- Charge (in coulombs) is the amount of electric charge that flows through the circuit or device.

Here are a few examples to illustrate how to convert volts into joules:

Example 1: Let’s say we have a circuit with a voltage of 12 volts and a charge of 5 coulombs. To calculate the energy (in joules) produced or consumed by this circuit, we use the formula:

Energy (Joules) = 12 volts × 5 coulombs Energy (Joules) = 60 Joules

So, in this example, the energy produced or consumed by the circuit is 60 joules.

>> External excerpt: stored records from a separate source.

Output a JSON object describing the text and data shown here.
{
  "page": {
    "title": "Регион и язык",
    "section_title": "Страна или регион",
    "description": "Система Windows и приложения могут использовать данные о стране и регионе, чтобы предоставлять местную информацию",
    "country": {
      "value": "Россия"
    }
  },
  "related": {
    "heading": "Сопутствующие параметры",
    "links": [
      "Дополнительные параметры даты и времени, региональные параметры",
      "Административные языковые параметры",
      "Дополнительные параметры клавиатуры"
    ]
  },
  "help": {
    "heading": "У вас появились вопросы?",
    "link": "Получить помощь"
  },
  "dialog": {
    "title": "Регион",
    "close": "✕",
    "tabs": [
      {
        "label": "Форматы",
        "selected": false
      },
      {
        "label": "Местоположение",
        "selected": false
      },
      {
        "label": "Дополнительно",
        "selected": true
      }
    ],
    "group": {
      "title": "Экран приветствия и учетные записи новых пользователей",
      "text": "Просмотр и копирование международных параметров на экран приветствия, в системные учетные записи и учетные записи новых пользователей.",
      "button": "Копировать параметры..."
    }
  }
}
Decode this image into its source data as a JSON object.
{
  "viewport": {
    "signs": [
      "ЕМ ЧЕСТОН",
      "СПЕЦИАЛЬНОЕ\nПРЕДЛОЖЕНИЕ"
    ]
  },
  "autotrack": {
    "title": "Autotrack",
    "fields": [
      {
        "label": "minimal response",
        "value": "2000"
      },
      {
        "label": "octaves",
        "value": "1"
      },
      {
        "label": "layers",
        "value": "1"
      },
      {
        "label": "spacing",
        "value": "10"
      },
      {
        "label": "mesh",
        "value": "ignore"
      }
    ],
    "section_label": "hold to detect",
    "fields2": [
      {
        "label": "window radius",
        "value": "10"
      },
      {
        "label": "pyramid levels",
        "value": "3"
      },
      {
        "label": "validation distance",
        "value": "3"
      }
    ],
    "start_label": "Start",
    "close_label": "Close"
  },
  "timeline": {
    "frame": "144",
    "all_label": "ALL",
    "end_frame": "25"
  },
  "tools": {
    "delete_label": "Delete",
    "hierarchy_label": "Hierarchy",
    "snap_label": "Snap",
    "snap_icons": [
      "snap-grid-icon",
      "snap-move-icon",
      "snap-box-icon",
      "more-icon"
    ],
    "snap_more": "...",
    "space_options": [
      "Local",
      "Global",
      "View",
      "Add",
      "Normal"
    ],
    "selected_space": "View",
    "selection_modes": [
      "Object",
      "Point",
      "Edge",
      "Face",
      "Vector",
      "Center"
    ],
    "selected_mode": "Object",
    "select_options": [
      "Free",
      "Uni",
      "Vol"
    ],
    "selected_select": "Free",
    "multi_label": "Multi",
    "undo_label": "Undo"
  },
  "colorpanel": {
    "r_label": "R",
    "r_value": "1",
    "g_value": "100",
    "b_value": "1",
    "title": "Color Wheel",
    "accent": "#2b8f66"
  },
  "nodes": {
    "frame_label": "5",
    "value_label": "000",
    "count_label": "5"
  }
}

Example 2: Suppose we have a battery supplying power to a device with a voltage of 9 volts and a charge of 2 coulombs. To find the energy delivered by the battery to the device, we use the formula:

Energy (Joules) = 9 volts × 2 coulombs Energy (Joules) = 18 Joules

In this case, the energy delivered by the battery to the device is 18 joules.

Example 3: Consider a capacitor in an electronic circuit with a voltage of 5 volts and a charge of 0.5 coulombs. To calculate the energy stored in the capacitor, we use the formula:

Energy (Joules) = 5 volts × 0.5 coulombs Energy (Joules) = 2.5 Joules

In this example, the energy stored in the capacitor is 2.5 joules.

Remember, when performing these calculations, make sure you are using the correct units for voltage (volts) and charge (coulombs) to get the result in joules. Also, keep in mind that this formula assumes that the voltage remains constant during the process, as joules represent the energy transferred when a constant voltage is applied over a certain amount of charge.